And to some extent, they're right.

Wait, wait, bear with me on this. I mean, you must have noticed the "stupid dad" trope, common to a lot of adverts - that the father figure is a clumsy fool who can't do anything right and has to be saved by the resourceful mother character. And yes, there are a lot of jokes about men and how they only think with their penis or whatever. And there is some genuine debate to have about child custody, etc, etc. And these are just a few of the ways than men can be maligned by society.

But here's the important point - this doesn't wipe out the fact that we're still in a patriarchal society which still quite significantly favours men over women in a lot of ways. What's happened is that men notice when they are the butt of jokes, or if they are discriminated against in some way. Suddenly, it becomes a big deal. And this is a good opportunity to once again explain privilege.
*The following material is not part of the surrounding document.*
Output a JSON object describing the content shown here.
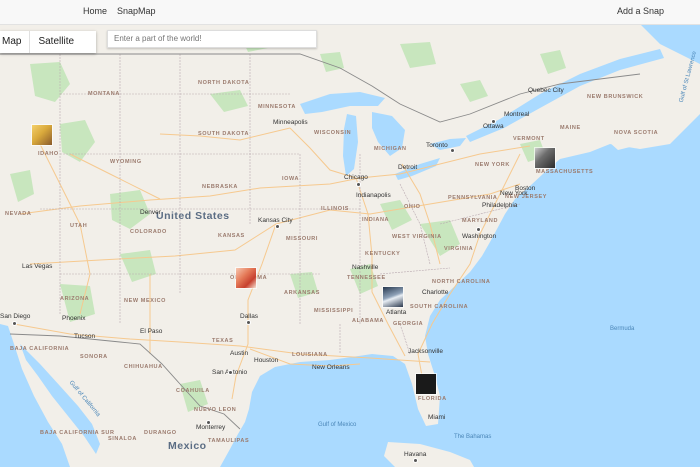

See, men, we just don't notice when it's other people being maligned. Because we are privileged enough not to suffer in the same way as women: that we don't get looked over for better jobs as often, that our opinions are taken more seriously, that we get better characters in film and TV, that we don't have to be sexualised to be noticed, that we aren't expected to be barbie dolls, that we have to worry much less about being sexually assaulted, that our national-level sports are basically ignored, etc etc etc... We don't notice because it's not happening to us. But it is still happening and has been happening for way, way longer than any of these men-biased issues we've started to notice.

The balance hasn't turned in women's favour. Men just are blind to all the shit women still have to deal with. Check yo' privilege. Okay?